Task brief —
The lines to copy are those in the records below that hold the word "JSON".

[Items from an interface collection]

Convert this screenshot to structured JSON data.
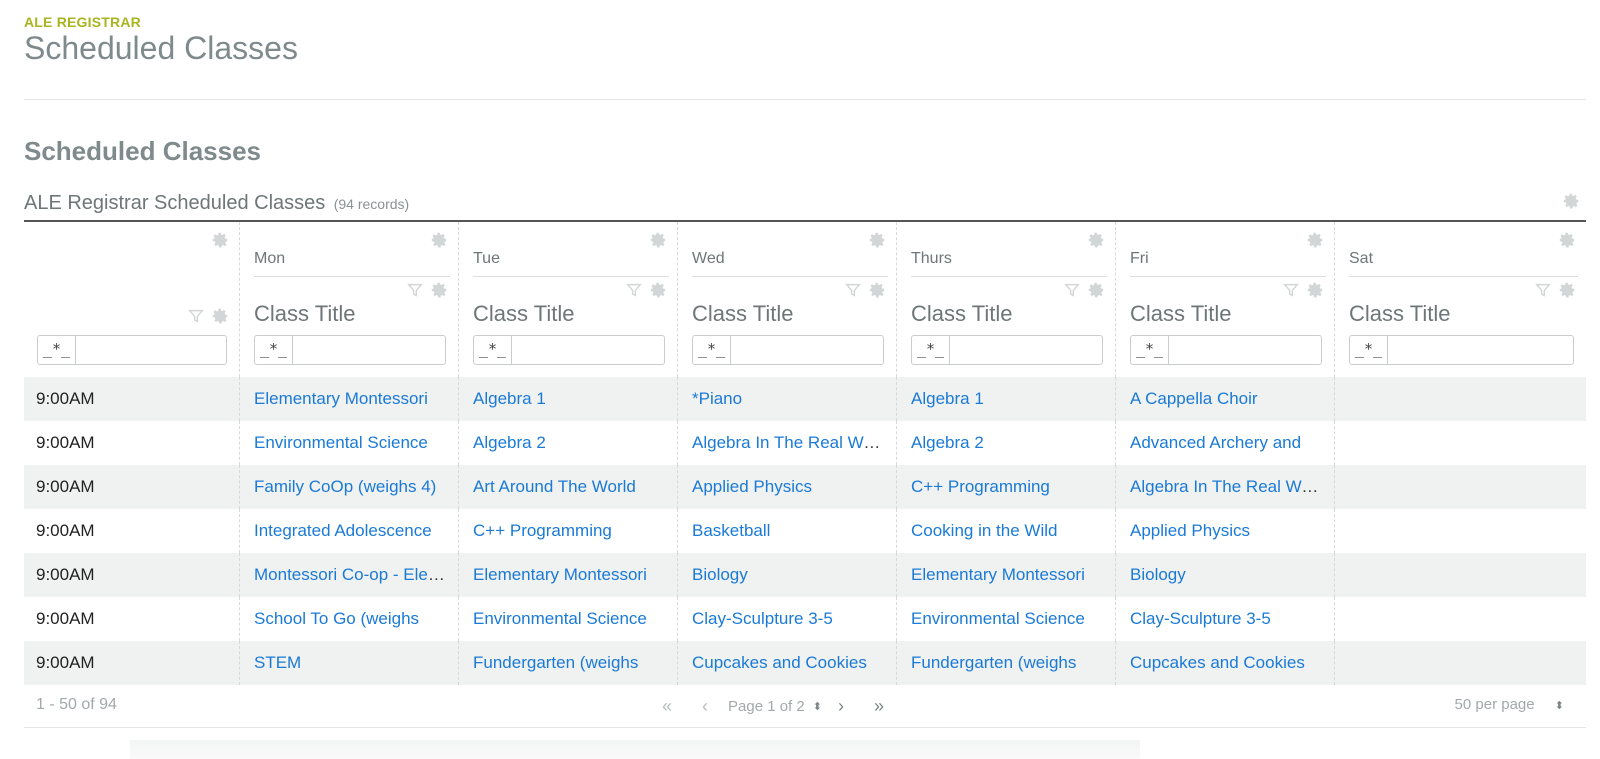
{
  "header": {
    "app_label": "ALE REGISTRAR",
    "page_title": "Scheduled Classes"
  },
  "section": {
    "title": "Scheduled Classes"
  },
  "table": {
    "title": "ALE Registrar Scheduled Classes",
    "record_count": "(94 records)",
    "field_label": "Class Title",
    "filter_mode": "_*_",
    "columns": [
      {
        "day": ""
      },
      {
        "day": "Mon"
      },
      {
        "day": "Tue"
      },
      {
        "day": "Wed"
      },
      {
        "day": "Thurs"
      },
      {
        "day": "Fri"
      },
      {
        "day": "Sat"
      }
    ],
    "rows": [
      {
        "time": "9:00AM",
        "classes": [
          "Elementary Montessori",
          "Algebra 1",
          "*Piano",
          "Algebra 1",
          "A Cappella Choir",
          ""
        ]
      },
      {
        "time": "9:00AM",
        "classes": [
          "Environmental Science",
          "Algebra 2",
          "Algebra In The Real World",
          "Algebra 2",
          "Advanced Archery and",
          ""
        ]
      },
      {
        "time": "9:00AM",
        "classes": [
          "Family CoOp (weighs 4)",
          "Art Around The World",
          "Applied Physics",
          "C++ Programming",
          "Algebra In The Real World",
          ""
        ]
      },
      {
        "time": "9:00AM",
        "classes": [
          "Integrated Adolescence",
          "C++ Programming",
          "Basketball",
          "Cooking in the Wild",
          "Applied Physics",
          ""
        ]
      },
      {
        "time": "9:00AM",
        "classes": [
          "Montessori Co-op - Elementary",
          "Elementary Montessori",
          "Biology",
          "Elementary Montessori",
          "Biology",
          ""
        ]
      },
      {
        "time": "9:00AM",
        "classes": [
          "School To Go (weighs",
          "Environmental Science",
          "Clay-Sculpture 3-5",
          "Environmental Science",
          "Clay-Sculpture 3-5",
          ""
        ]
      },
      {
        "time": "9:00AM",
        "classes": [
          "STEM",
          "Fundergarten (weighs",
          "Cupcakes and Cookies",
          "Fundergarten (weighs",
          "Cupcakes and Cookies",
          ""
        ]
      }
    ]
  },
  "pager": {
    "range": "1 - 50 of 94",
    "first": "«",
    "prev": "‹",
    "page_text": "Page 1 of 2",
    "spinner": "⬍",
    "next": "›",
    "last": "»",
    "per_page": "50 per page"
  },
  "icons": {
    "gear": "gear-icon",
    "filter": "filter-icon"
  },
  "colors": {
    "accent": "#a8b520",
    "link": "#1a7ad6",
    "title_gray": "#7f8a8c",
    "stripe": "#f0f1f1"
  }
}
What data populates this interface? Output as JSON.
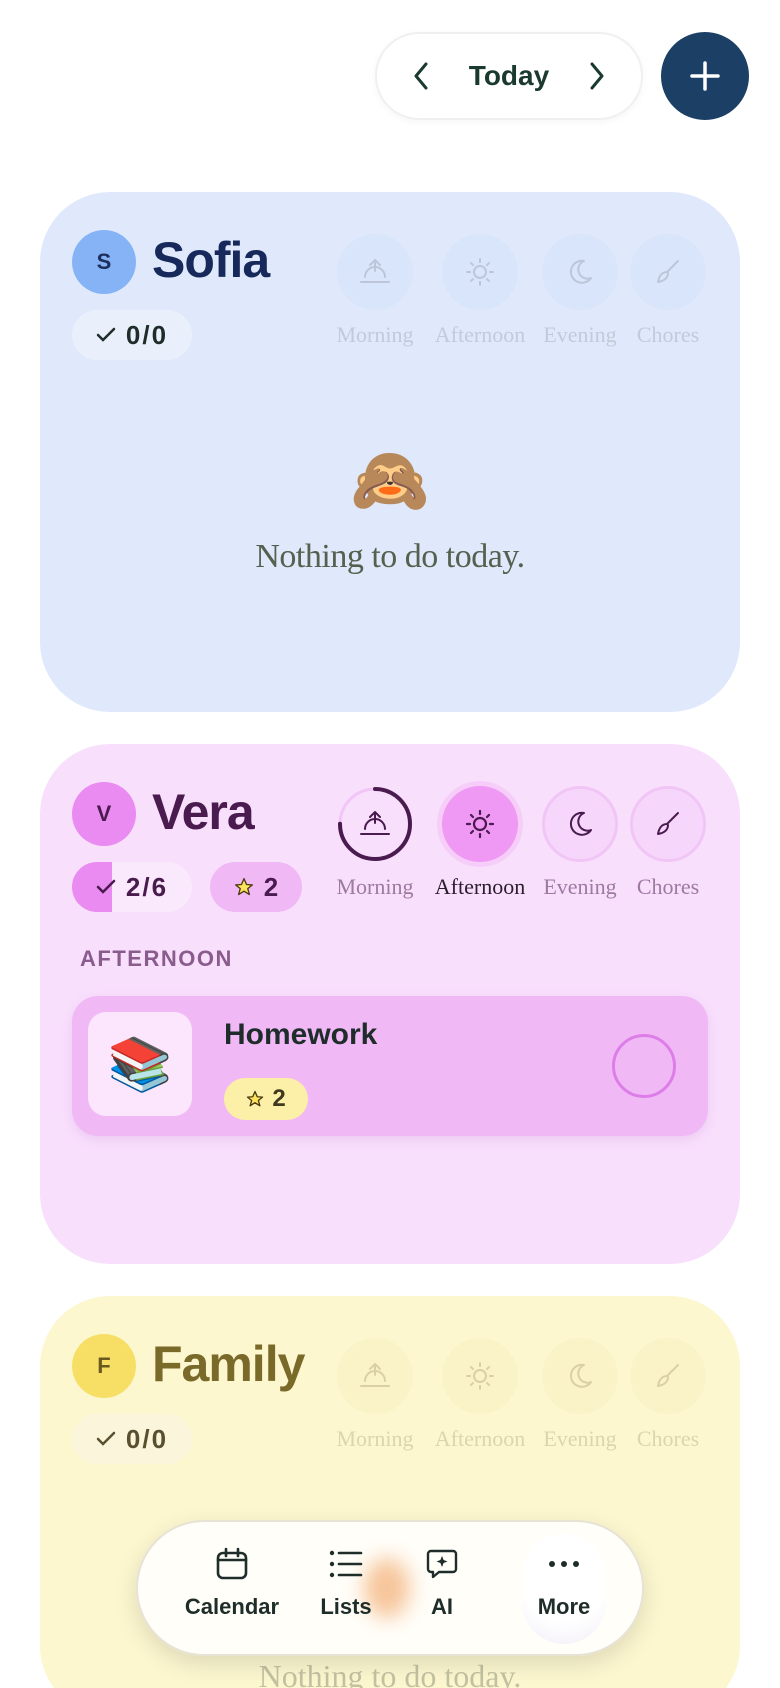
{
  "header": {
    "date_label": "Today",
    "prev_icon": "chevron-left-icon",
    "next_icon": "chevron-right-icon",
    "add_icon": "plus-icon",
    "add_color": "#1c3f66"
  },
  "periods": [
    "Morning",
    "Afternoon",
    "Evening",
    "Chores"
  ],
  "sofia": {
    "initial": "S",
    "name": "Sofia",
    "count": "0/0",
    "empty_emoji": "🙈",
    "empty_message": "Nothing to do today.",
    "color": "#dfe9fb"
  },
  "vera": {
    "initial": "V",
    "name": "Vera",
    "count": "2/6",
    "progress_fraction": 0.333,
    "stars": "2",
    "active_period": "Afternoon",
    "morning_progress_fraction": 0.75,
    "section_heading": "AFTERNOON",
    "task": {
      "emoji": "📚",
      "title": "Homework",
      "reward": "2"
    },
    "color": "#f8dffc"
  },
  "family": {
    "initial": "F",
    "name": "Family",
    "count": "0/0",
    "empty_message": "Nothing to do today.",
    "color": "#fcf7cf"
  },
  "bottom_nav": {
    "items": [
      {
        "label": "Calendar",
        "icon": "calendar-icon"
      },
      {
        "label": "Lists",
        "icon": "list-icon"
      },
      {
        "label": "AI",
        "icon": "ai-chat-icon"
      },
      {
        "label": "More",
        "icon": "more-icon"
      }
    ]
  }
}
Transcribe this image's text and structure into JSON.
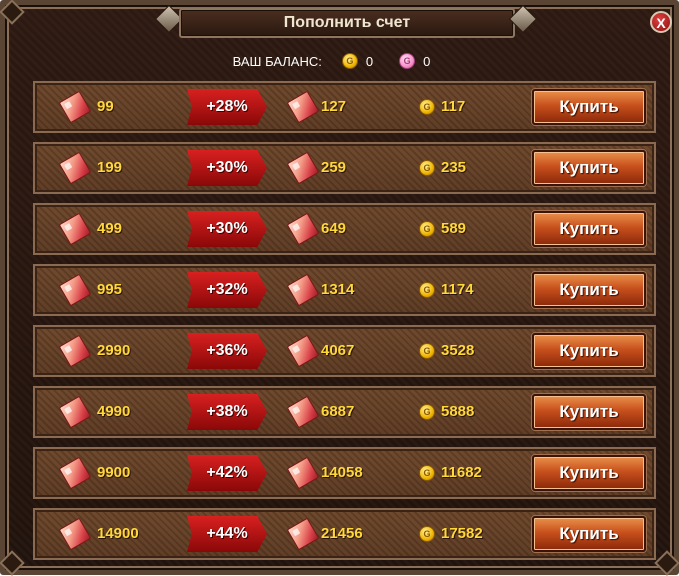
{
  "window": {
    "title": "Пополнить счет",
    "close_label": "X"
  },
  "balance": {
    "label": "ВАШ БАЛАНС:",
    "gold_coin_letter": "G",
    "gold_value": "0",
    "pink_coin_letter": "G",
    "pink_value": "0"
  },
  "colors": {
    "gold_text": "#ffd83a",
    "bonus_red": "#d82020",
    "buy_button_orange": "#c8501c"
  },
  "icons": {
    "crystal": "crystal-icon",
    "coin": "gold-coin-icon"
  },
  "packages": [
    {
      "base": "99",
      "bonus": "+28%",
      "total": "127",
      "coin": "G",
      "price": "117",
      "buy_label": "Купить"
    },
    {
      "base": "199",
      "bonus": "+30%",
      "total": "259",
      "coin": "G",
      "price": "235",
      "buy_label": "Купить"
    },
    {
      "base": "499",
      "bonus": "+30%",
      "total": "649",
      "coin": "G",
      "price": "589",
      "buy_label": "Купить"
    },
    {
      "base": "995",
      "bonus": "+32%",
      "total": "1314",
      "coin": "G",
      "price": "1174",
      "buy_label": "Купить"
    },
    {
      "base": "2990",
      "bonus": "+36%",
      "total": "4067",
      "coin": "G",
      "price": "3528",
      "buy_label": "Купить"
    },
    {
      "base": "4990",
      "bonus": "+38%",
      "total": "6887",
      "coin": "G",
      "price": "5888",
      "buy_label": "Купить"
    },
    {
      "base": "9900",
      "bonus": "+42%",
      "total": "14058",
      "coin": "G",
      "price": "11682",
      "buy_label": "Купить"
    },
    {
      "base": "14900",
      "bonus": "+44%",
      "total": "21456",
      "coin": "G",
      "price": "17582",
      "buy_label": "Купить"
    }
  ]
}
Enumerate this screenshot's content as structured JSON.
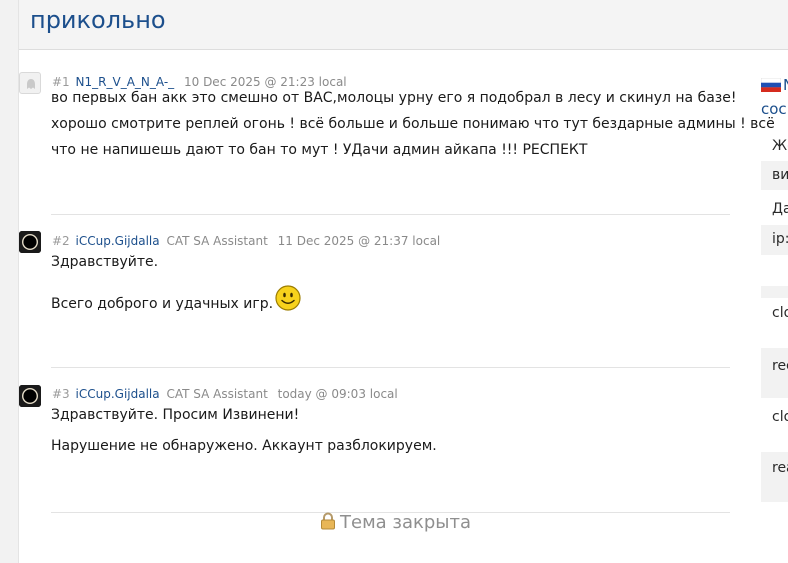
{
  "header": {
    "title": "прикольно"
  },
  "posts": [
    {
      "number": "#1",
      "author": "N1_R_V_A_N_A-_",
      "rank": "",
      "date": "10 Dec 2025 @ 21:23 local",
      "lines": [
        "во первых бан акк это смешно от ВАС,молоцы урну его я подобрал в лесу и скинул на базе!",
        "хорошо смотрите реплей огонь ! всё больше и больше понимаю что тут бездарные админы ! всё",
        "что не напишешь дают то бан то мут ! УДачи админ айкапа !!! РЕСПЕКТ"
      ]
    },
    {
      "number": "#2",
      "author": "iCCup.Gijdalla",
      "rank": "CAT SA Assistant",
      "date": "11 Dec 2025 @ 21:37 local",
      "greeting": "Здравствуйте.",
      "farewell": "Всего доброго и удачных игр."
    },
    {
      "number": "#3",
      "author": "iCCup.Gijdalla",
      "rank": "CAT SA Assistant",
      "date": "today @ 09:03 local",
      "greeting": "Здравствуйте. Просим Извинени!",
      "message": "Нарушение не обнаружено. Аккаунт разблокируем."
    }
  ],
  "footer": {
    "locked_label": "Тема закрыта"
  },
  "sidebar": {
    "link_fragment": "N",
    "link_fragment2": "сос",
    "rows": [
      "Же",
      "ви",
      "Да",
      "ip:",
      "",
      "clo",
      "rec",
      "clo",
      "rea"
    ]
  },
  "colors": {
    "link": "#1c4f8c",
    "muted": "#8a8a8a",
    "smiley": "#f7d21c"
  },
  "icons": {
    "avatar1": "ghost-avatar-icon",
    "avatar23": "eclipse-avatar-icon",
    "smiley": "smiley-icon",
    "lock": "lock-icon",
    "flag": "russia-flag-icon"
  }
}
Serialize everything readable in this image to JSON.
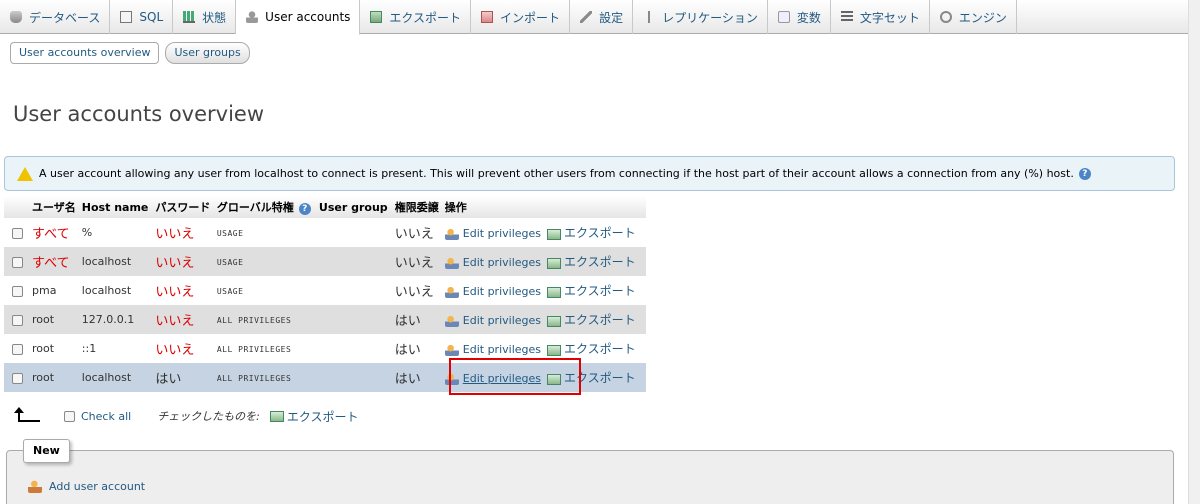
{
  "nav": {
    "tabs": [
      {
        "label": "データベース",
        "icon": "database-icon"
      },
      {
        "label": "SQL",
        "icon": "sql-icon"
      },
      {
        "label": "状態",
        "icon": "status-icon"
      },
      {
        "label": "User accounts",
        "icon": "users-icon",
        "active": true
      },
      {
        "label": "エクスポート",
        "icon": "export-icon"
      },
      {
        "label": "インポート",
        "icon": "import-icon"
      },
      {
        "label": "設定",
        "icon": "wrench-icon"
      },
      {
        "label": "レプリケーション",
        "icon": "replication-icon"
      },
      {
        "label": "変数",
        "icon": "variables-icon"
      },
      {
        "label": "文字セット",
        "icon": "charset-icon"
      },
      {
        "label": "エンジン",
        "icon": "engine-icon"
      }
    ]
  },
  "subtabs": {
    "overview": "User accounts overview",
    "groups": "User groups"
  },
  "page": {
    "title": "User accounts overview"
  },
  "notice": {
    "text": "A user account allowing any user from localhost to connect is present. This will prevent other users from connecting if the host part of their account allows a connection from any (%) host.",
    "help": "?"
  },
  "table": {
    "headers": {
      "user": "ユーザ名",
      "host": "Host name",
      "password": "パスワード",
      "global": "グローバル特権",
      "help": "?",
      "group": "User group",
      "grant": "権限委譲",
      "actions": "操作"
    },
    "rows": [
      {
        "user": "すべて",
        "host": "%",
        "password": "いいえ",
        "privileges": "USAGE",
        "grant": "いいえ",
        "edit": "Edit privileges",
        "export": "エクスポート"
      },
      {
        "user": "すべて",
        "host": "localhost",
        "password": "いいえ",
        "privileges": "USAGE",
        "grant": "いいえ",
        "edit": "Edit privileges",
        "export": "エクスポート"
      },
      {
        "user": "pma",
        "host": "localhost",
        "password": "いいえ",
        "privileges": "USAGE",
        "grant": "いいえ",
        "edit": "Edit privileges",
        "export": "エクスポート"
      },
      {
        "user": "root",
        "host": "127.0.0.1",
        "password": "いいえ",
        "privileges": "ALL PRIVILEGES",
        "grant": "はい",
        "edit": "Edit privileges",
        "export": "エクスポート"
      },
      {
        "user": "root",
        "host": "::1",
        "password": "いいえ",
        "privileges": "ALL PRIVILEGES",
        "grant": "はい",
        "edit": "Edit privileges",
        "export": "エクスポート"
      },
      {
        "user": "root",
        "host": "localhost",
        "password": "はい",
        "privileges": "ALL PRIVILEGES",
        "grant": "はい",
        "edit": "Edit privileges",
        "export": "エクスポート"
      }
    ]
  },
  "footer": {
    "check_all": "Check all",
    "with_selected": "チェックしたものを:",
    "export": "エクスポート"
  },
  "new_section": {
    "legend": "New",
    "add_user": "Add user account"
  },
  "colors": {
    "link": "#235a81",
    "red_text": "#dd0000",
    "highlight_box": "#e00000",
    "notice_bg": "#e9f3f8"
  }
}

Written reply —
Convert this screenshot to structured JSON data.
What data populates this interface? Output as JSON.
Transcribe this image's text and structure into JSON.
Enumerate this screenshot's content as structured JSON.
Serialize everything readable in this image to JSON.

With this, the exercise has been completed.